“I’m surprised there was not more of a backlash”: The inside story of putting rape culture on the ballot in Santa Clara
One of our most popular podcasts last year was with Michele Dauber, the Stanford Law Professor and head of the Committee to Recall Judge Persky, the judge in the Brock Turner case who made national headlines for giving the Stanford athlete a lenient sentence.
Dauber has fought for victims of domestic violence and campus assault her entire career, and anyone else in that fight knows how lonely and frustrating it can be. But Dauber-- and her team-- scored a major victory in that fight last week when they turned in nearly 100,000 signatures to put Judge Persky on the June ballot.

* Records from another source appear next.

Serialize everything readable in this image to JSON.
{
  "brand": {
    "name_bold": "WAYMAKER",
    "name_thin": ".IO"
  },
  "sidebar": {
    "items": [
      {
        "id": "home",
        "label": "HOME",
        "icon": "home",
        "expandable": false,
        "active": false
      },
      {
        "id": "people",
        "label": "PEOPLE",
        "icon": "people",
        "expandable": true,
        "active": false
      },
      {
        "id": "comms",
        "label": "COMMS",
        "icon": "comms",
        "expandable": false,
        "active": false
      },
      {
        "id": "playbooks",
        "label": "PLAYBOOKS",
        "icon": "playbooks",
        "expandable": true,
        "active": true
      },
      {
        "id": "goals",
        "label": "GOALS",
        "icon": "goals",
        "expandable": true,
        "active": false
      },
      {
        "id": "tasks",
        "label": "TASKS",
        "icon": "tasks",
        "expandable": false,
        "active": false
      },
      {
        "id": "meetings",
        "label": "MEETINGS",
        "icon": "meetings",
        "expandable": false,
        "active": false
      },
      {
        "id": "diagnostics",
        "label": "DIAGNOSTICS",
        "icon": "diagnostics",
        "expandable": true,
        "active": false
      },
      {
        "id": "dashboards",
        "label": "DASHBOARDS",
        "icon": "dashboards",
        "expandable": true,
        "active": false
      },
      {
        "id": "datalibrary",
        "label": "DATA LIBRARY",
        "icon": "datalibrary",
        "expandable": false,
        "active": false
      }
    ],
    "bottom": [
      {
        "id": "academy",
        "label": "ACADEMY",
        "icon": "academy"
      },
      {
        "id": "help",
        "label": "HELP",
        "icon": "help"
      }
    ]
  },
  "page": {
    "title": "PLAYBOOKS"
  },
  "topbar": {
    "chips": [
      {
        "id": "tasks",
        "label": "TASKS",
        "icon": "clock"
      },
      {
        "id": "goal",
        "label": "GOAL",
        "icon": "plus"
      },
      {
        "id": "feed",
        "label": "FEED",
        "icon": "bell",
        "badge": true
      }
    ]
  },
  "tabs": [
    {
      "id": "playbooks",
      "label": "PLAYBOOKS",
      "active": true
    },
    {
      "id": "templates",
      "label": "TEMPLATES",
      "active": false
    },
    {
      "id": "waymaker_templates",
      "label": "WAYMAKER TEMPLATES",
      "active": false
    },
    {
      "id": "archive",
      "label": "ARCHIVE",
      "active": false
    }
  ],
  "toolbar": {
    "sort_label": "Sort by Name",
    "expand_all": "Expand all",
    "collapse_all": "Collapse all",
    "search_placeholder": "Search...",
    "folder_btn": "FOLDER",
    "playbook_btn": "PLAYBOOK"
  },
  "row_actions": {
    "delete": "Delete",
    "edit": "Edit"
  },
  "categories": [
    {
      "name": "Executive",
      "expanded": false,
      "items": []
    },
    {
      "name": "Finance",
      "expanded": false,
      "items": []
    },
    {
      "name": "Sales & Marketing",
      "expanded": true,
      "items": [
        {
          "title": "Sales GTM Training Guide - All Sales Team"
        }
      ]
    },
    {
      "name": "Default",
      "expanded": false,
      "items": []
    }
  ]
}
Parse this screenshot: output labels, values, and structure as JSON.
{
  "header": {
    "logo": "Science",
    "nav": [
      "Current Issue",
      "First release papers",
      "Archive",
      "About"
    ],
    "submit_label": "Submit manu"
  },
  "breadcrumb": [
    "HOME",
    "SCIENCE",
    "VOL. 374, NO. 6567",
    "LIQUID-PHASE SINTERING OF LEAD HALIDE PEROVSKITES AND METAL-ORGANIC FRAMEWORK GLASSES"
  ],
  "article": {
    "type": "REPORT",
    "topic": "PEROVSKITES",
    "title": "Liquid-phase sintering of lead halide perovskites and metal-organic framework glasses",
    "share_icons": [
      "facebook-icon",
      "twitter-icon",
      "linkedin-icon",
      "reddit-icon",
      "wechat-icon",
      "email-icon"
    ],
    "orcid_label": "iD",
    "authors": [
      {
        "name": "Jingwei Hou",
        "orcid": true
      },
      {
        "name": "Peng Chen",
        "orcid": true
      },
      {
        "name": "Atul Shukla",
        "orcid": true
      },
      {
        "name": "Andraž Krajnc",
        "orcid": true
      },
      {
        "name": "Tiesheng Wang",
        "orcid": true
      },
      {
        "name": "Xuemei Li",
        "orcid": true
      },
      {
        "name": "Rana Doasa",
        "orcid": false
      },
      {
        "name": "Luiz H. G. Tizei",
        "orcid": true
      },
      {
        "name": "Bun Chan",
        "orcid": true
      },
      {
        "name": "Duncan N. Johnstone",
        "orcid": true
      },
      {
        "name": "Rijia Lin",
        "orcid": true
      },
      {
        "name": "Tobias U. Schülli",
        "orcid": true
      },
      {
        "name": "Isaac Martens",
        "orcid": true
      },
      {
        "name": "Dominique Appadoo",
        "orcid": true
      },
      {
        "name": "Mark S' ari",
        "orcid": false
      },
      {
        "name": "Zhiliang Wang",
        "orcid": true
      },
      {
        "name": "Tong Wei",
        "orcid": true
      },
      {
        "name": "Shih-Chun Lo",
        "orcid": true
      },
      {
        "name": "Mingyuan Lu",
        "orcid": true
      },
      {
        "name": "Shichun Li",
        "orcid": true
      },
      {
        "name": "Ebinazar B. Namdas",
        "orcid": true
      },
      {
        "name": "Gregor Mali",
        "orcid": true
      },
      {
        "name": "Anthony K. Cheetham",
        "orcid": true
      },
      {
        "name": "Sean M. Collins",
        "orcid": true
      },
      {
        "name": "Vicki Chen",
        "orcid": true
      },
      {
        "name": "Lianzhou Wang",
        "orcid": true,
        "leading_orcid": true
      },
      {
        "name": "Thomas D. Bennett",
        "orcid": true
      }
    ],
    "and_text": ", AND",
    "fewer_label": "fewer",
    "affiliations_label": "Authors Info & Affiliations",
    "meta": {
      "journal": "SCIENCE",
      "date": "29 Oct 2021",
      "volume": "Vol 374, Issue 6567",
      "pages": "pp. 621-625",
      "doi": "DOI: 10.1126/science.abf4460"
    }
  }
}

Thanks to Judge Persky’s track record of lenient sentences for athletes and upper-class defendants of sex crimes, this was a campaign that Dauber was able to crystalize around one issue: A ballot referendum against rape culture.
We asked Dauber to come back on our podcast to talk about the journey, the backlash, and her advice for other women who are pissed off enough that they launch a multi-year, $1 million-dollar-plus political campaign.
Her advice for women broadly is to “get in the game”-- whether that means running for something or merely donating to a campaign or a candidate. Giving money gives you power in American politics, she argues. And roughly 70% of the money given to political campaigns comes from men. Women’s issues will not be front and center until that changes, she argues.
We also talk about the toll of calling out a Silicon Valley institution as venerable and beloved as Stanford. Dauber has been clear that Stanford isn’t doing enough to change its culture of sexual assault-- not even as much as some of its peer schools. “It’s not healthy for Stanford or Silicon Valley to have this unquestioning loyalty,” she says.